▸ Dataset records:
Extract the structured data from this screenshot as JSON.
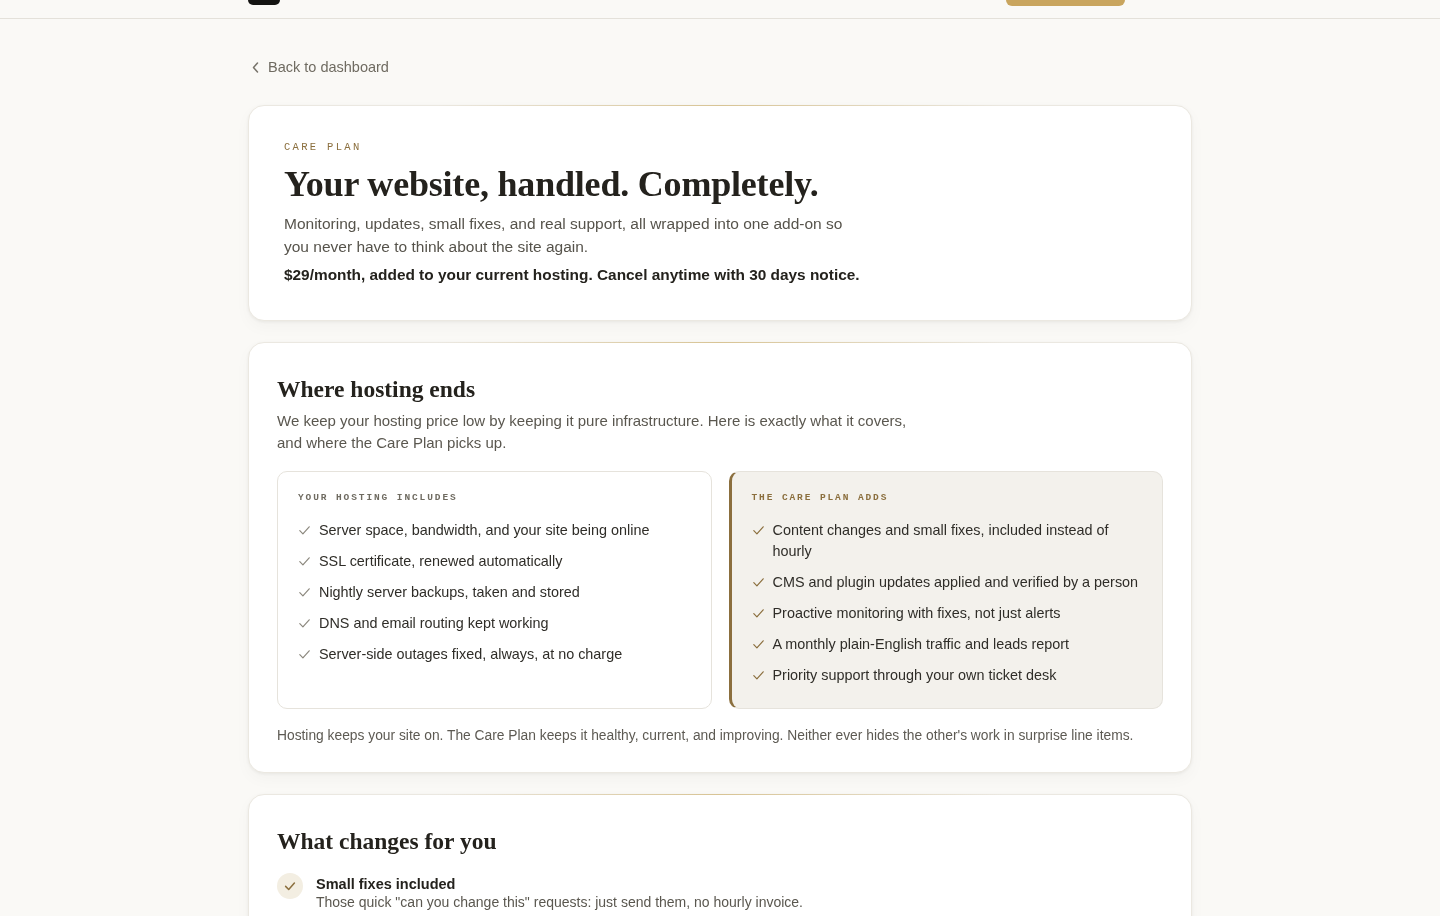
{
  "back_link": {
    "label": "Back to dashboard"
  },
  "intro": {
    "eyebrow": "CARE PLAN",
    "title": "Your website, handled. Completely.",
    "description": "Monitoring, updates, small fixes, and real support, all wrapped into one add-on so you never have to think about the site again.",
    "price_note": "$29/month, added to your current hosting. Cancel anytime with 30 days notice."
  },
  "hosting_section": {
    "title": "Where hosting ends",
    "description": "We keep your hosting price low by keeping it pure infrastructure. Here is exactly what it covers, and where the Care Plan picks up.",
    "columns": [
      {
        "kind": "included",
        "heading": "YOUR HOSTING INCLUDES",
        "items": [
          "Server space, bandwidth, and your site being online",
          "SSL certificate, renewed automatically",
          "Nightly server backups, taken and stored",
          "DNS and email routing kept working",
          "Server-side outages fixed, always, at no charge"
        ]
      },
      {
        "kind": "added",
        "heading": "THE CARE PLAN ADDS",
        "items": [
          "Content changes and small fixes, included instead of hourly",
          "CMS and plugin updates applied and verified by a person",
          "Proactive monitoring with fixes, not just alerts",
          "A monthly plain-English traffic and leads report",
          "Priority support through your own ticket desk"
        ]
      }
    ],
    "note": "Hosting keeps your site on. The Care Plan keeps it healthy, current, and improving. Neither ever hides the other's work in surprise line items."
  },
  "changes_section": {
    "title": "What changes for you",
    "items": [
      {
        "title": "Small fixes included",
        "description": "Those quick \"can you change this\" requests: just send them, no hourly invoice."
      }
    ]
  }
}
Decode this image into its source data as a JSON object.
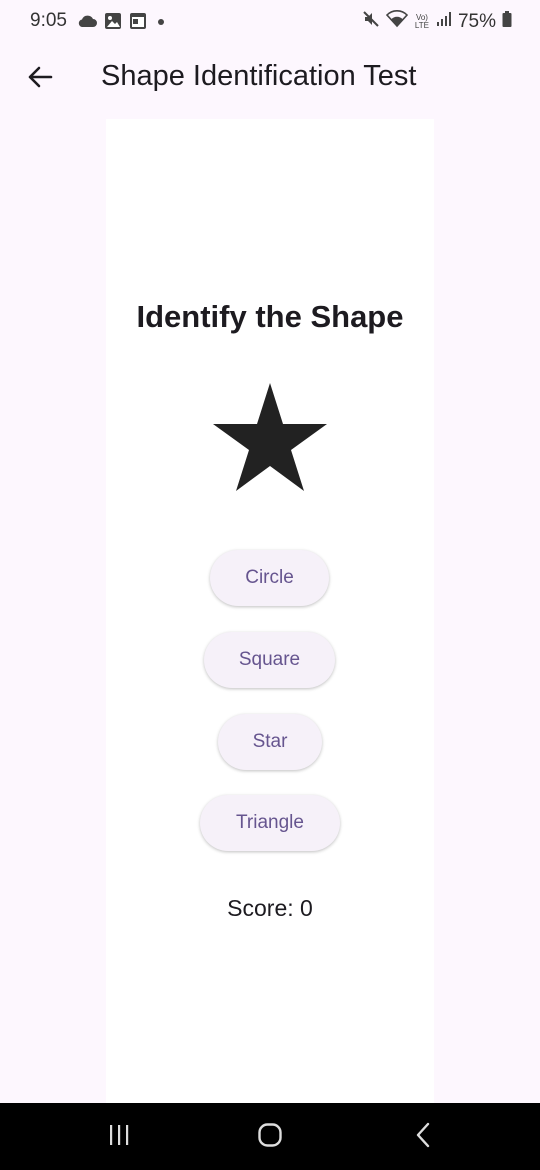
{
  "status_bar": {
    "time": "9:05",
    "battery": "75%",
    "network_label": "Vo) LTE",
    "icons": [
      "cloud-icon",
      "gallery-icon",
      "window-icon",
      "dot-icon",
      "mute-icon",
      "wifi-icon",
      "signal-icon",
      "battery-icon"
    ]
  },
  "app_bar": {
    "title": "Shape Identification Test",
    "back_icon": "arrow-left-icon"
  },
  "quiz": {
    "heading": "Identify the Shape",
    "shape_icon": "star-icon",
    "shape_color": "#222222",
    "options": [
      "Circle",
      "Square",
      "Star",
      "Triangle"
    ],
    "score_text": "Score: 0"
  },
  "nav_bar": {
    "icons": [
      "recent-apps-icon",
      "home-icon",
      "back-nav-icon"
    ]
  },
  "colors": {
    "background": "#fdf7fe",
    "panel": "#ffffff",
    "button_fill": "#f6f1f9",
    "button_text": "#66558f"
  }
}
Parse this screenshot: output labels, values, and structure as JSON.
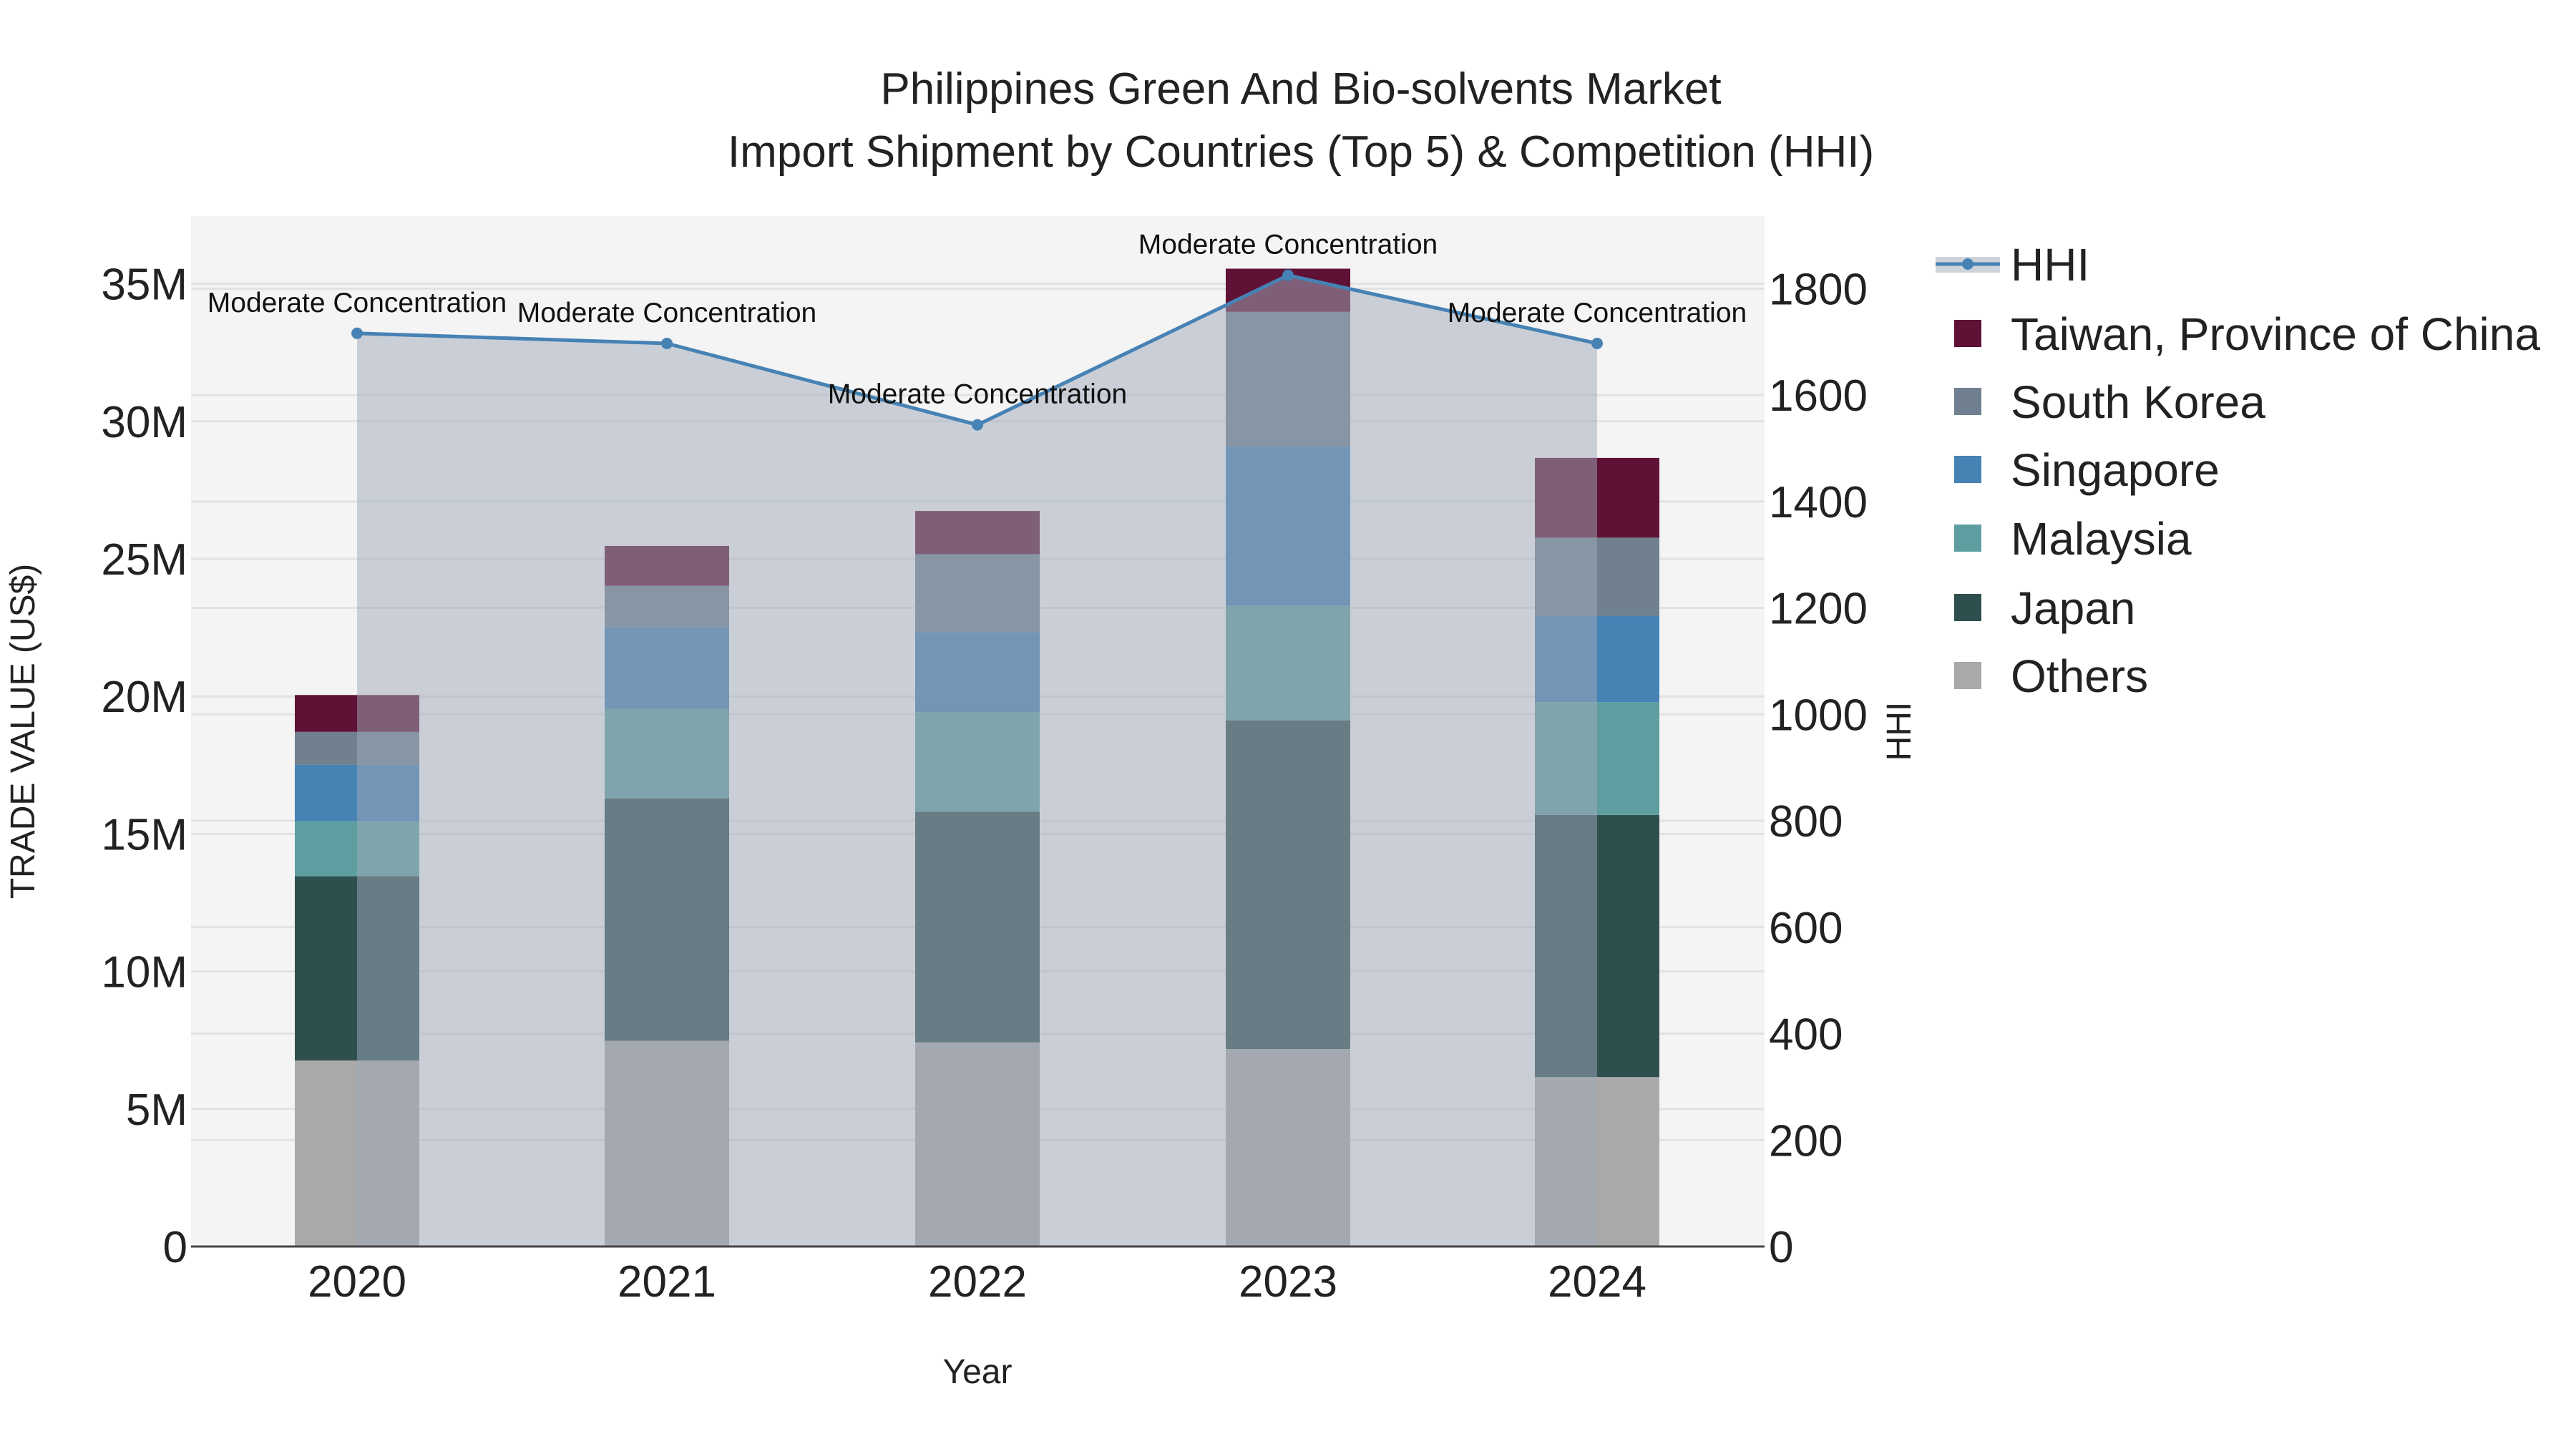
{
  "chart_data": {
    "type": "bar",
    "title": "Philippines Green And Bio-solvents Market",
    "subtitle": "Import Shipment by Countries (Top 5) & Competition (HHI)",
    "xlabel": "Year",
    "ylabel": "TRADE VALUE (US$)",
    "y2label": "HHI",
    "categories": [
      "2020",
      "2021",
      "2022",
      "2023",
      "2024"
    ],
    "ylim": [
      0,
      37000000
    ],
    "y2lim": [
      0,
      1930
    ],
    "yticks": [
      {
        "v": 0,
        "label": "0"
      },
      {
        "v": 5000000,
        "label": "5M"
      },
      {
        "v": 10000000,
        "label": "10M"
      },
      {
        "v": 15000000,
        "label": "15M"
      },
      {
        "v": 20000000,
        "label": "20M"
      },
      {
        "v": 25000000,
        "label": "25M"
      },
      {
        "v": 30000000,
        "label": "30M"
      },
      {
        "v": 35000000,
        "label": "35M"
      }
    ],
    "y2ticks": [
      {
        "v": 0,
        "label": "0"
      },
      {
        "v": 200,
        "label": "200"
      },
      {
        "v": 400,
        "label": "400"
      },
      {
        "v": 600,
        "label": "600"
      },
      {
        "v": 800,
        "label": "800"
      },
      {
        "v": 1000,
        "label": "1000"
      },
      {
        "v": 1200,
        "label": "1200"
      },
      {
        "v": 1400,
        "label": "1400"
      },
      {
        "v": 1600,
        "label": "1600"
      },
      {
        "v": 1800,
        "label": "1800"
      }
    ],
    "series": [
      {
        "name": "Others",
        "color": "#a9a9a9",
        "values": [
          6760000,
          7480000,
          7420000,
          7180000,
          6160000
        ]
      },
      {
        "name": "Japan",
        "color": "#2f4f4f",
        "values": [
          6700000,
          8810000,
          8390000,
          11950000,
          9530000
        ]
      },
      {
        "name": "Malaysia",
        "color": "#5f9ea0",
        "values": [
          2000000,
          3260000,
          3620000,
          4170000,
          4100000
        ]
      },
      {
        "name": "Singapore",
        "color": "#4682b4",
        "values": [
          2050000,
          2960000,
          2900000,
          5790000,
          3140000
        ]
      },
      {
        "name": "South Korea",
        "color": "#708090",
        "values": [
          1200000,
          1510000,
          2840000,
          4890000,
          2840000
        ]
      },
      {
        "name": "Taiwan, Province of China",
        "color": "#5f1235",
        "values": [
          1340000,
          1450000,
          1570000,
          1570000,
          2900000
        ]
      }
    ],
    "hhi": {
      "name": "HHI",
      "color": "#4682b4",
      "values": [
        1716,
        1697,
        1544,
        1825,
        1697
      ],
      "annotations": [
        "Moderate Concentration",
        "Moderate Concentration",
        "Moderate Concentration",
        "Moderate Concentration",
        "Moderate Concentration"
      ]
    },
    "legend_order": [
      "HHI",
      "Taiwan, Province of China",
      "South Korea",
      "Singapore",
      "Malaysia",
      "Japan",
      "Others"
    ],
    "legend_position": "right"
  }
}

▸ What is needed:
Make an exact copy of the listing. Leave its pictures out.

▸ Answer box:
Extract the structured data from this screenshot as JSON.
{
  "back_link": {
    "label": "Back to dashboard"
  },
  "intro": {
    "eyebrow": "CARE PLAN",
    "title": "Your website, handled. Completely.",
    "description": "Monitoring, updates, small fixes, and real support, all wrapped into one add-on so you never have to think about the site again.",
    "price_note": "$29/month, added to your current hosting. Cancel anytime with 30 days notice."
  },
  "hosting_section": {
    "title": "Where hosting ends",
    "description": "We keep your hosting price low by keeping it pure infrastructure. Here is exactly what it covers, and where the Care Plan picks up.",
    "columns": [
      {
        "kind": "included",
        "heading": "YOUR HOSTING INCLUDES",
        "items": [
          "Server space, bandwidth, and your site being online",
          "SSL certificate, renewed automatically",
          "Nightly server backups, taken and stored",
          "DNS and email routing kept working",
          "Server-side outages fixed, always, at no charge"
        ]
      },
      {
        "kind": "added",
        "heading": "THE CARE PLAN ADDS",
        "items": [
          "Content changes and small fixes, included instead of hourly",
          "CMS and plugin updates applied and verified by a person",
          "Proactive monitoring with fixes, not just alerts",
          "A monthly plain-English traffic and leads report",
          "Priority support through your own ticket desk"
        ]
      }
    ],
    "note": "Hosting keeps your site on. The Care Plan keeps it healthy, current, and improving. Neither ever hides the other's work in surprise line items."
  },
  "changes_section": {
    "title": "What changes for you",
    "items": [
      {
        "title": "Small fixes included",
        "description": "Those quick \"can you change this\" requests: just send them, no hourly invoice."
      }
    ]
  }
}
Decode this image into its source data as a JSON object.
{
  "status_bar": {
    "time": "9:05",
    "battery": "75%",
    "network_label": "Vo) LTE",
    "icons": [
      "cloud-icon",
      "gallery-icon",
      "window-icon",
      "dot-icon",
      "mute-icon",
      "wifi-icon",
      "signal-icon",
      "battery-icon"
    ]
  },
  "app_bar": {
    "title": "Shape Identification Test",
    "back_icon": "arrow-left-icon"
  },
  "quiz": {
    "heading": "Identify the Shape",
    "shape_icon": "star-icon",
    "shape_color": "#222222",
    "options": [
      "Circle",
      "Square",
      "Star",
      "Triangle"
    ],
    "score_text": "Score: 0"
  },
  "nav_bar": {
    "icons": [
      "recent-apps-icon",
      "home-icon",
      "back-nav-icon"
    ]
  },
  "colors": {
    "background": "#fdf7fe",
    "panel": "#ffffff",
    "button_fill": "#f6f1f9",
    "button_text": "#66558f"
  }
}
Parse this screenshot: output labels, values, and structure as JSON.
{
  "chart_data": {
    "type": "bar",
    "title": "Philippines Green And Bio-solvents Market",
    "subtitle": "Import Shipment by Countries (Top 5) & Competition (HHI)",
    "xlabel": "Year",
    "ylabel": "TRADE VALUE (US$)",
    "y2label": "HHI",
    "categories": [
      "2020",
      "2021",
      "2022",
      "2023",
      "2024"
    ],
    "ylim": [
      0,
      37000000
    ],
    "y2lim": [
      0,
      1930
    ],
    "yticks": [
      {
        "v": 0,
        "label": "0"
      },
      {
        "v": 5000000,
        "label": "5M"
      },
      {
        "v": 10000000,
        "label": "10M"
      },
      {
        "v": 15000000,
        "label": "15M"
      },
      {
        "v": 20000000,
        "label": "20M"
      },
      {
        "v": 25000000,
        "label": "25M"
      },
      {
        "v": 30000000,
        "label": "30M"
      },
      {
        "v": 35000000,
        "label": "35M"
      }
    ],
    "y2ticks": [
      {
        "v": 0,
        "label": "0"
      },
      {
        "v": 200,
        "label": "200"
      },
      {
        "v": 400,
        "label": "400"
      },
      {
        "v": 600,
        "label": "600"
      },
      {
        "v": 800,
        "label": "800"
      },
      {
        "v": 1000,
        "label": "1000"
      },
      {
        "v": 1200,
        "label": "1200"
      },
      {
        "v": 1400,
        "label": "1400"
      },
      {
        "v": 1600,
        "label": "1600"
      },
      {
        "v": 1800,
        "label": "1800"
      }
    ],
    "series": [
      {
        "name": "Others",
        "color": "#a9a9a9",
        "values": [
          6760000,
          7480000,
          7420000,
          7180000,
          6160000
        ]
      },
      {
        "name": "Japan",
        "color": "#2f4f4f",
        "values": [
          6700000,
          8810000,
          8390000,
          11950000,
          9530000
        ]
      },
      {
        "name": "Malaysia",
        "color": "#5f9ea0",
        "values": [
          2000000,
          3260000,
          3620000,
          4170000,
          4100000
        ]
      },
      {
        "name": "Singapore",
        "color": "#4682b4",
        "values": [
          2050000,
          2960000,
          2900000,
          5790000,
          3140000
        ]
      },
      {
        "name": "South Korea",
        "color": "#708090",
        "values": [
          1200000,
          1510000,
          2840000,
          4890000,
          2840000
        ]
      },
      {
        "name": "Taiwan, Province of China",
        "color": "#5f1235",
        "values": [
          1340000,
          1450000,
          1570000,
          1570000,
          2900000
        ]
      }
    ],
    "hhi": {
      "name": "HHI",
      "color": "#4682b4",
      "values": [
        1716,
        1697,
        1544,
        1825,
        1697
      ],
      "annotations": [
        "Moderate Concentration",
        "Moderate Concentration",
        "Moderate Concentration",
        "Moderate Concentration",
        "Moderate Concentration"
      ]
    },
    "legend_order": [
      "HHI",
      "Taiwan, Province of China",
      "South Korea",
      "Singapore",
      "Malaysia",
      "Japan",
      "Others"
    ],
    "legend_position": "right"
  }
}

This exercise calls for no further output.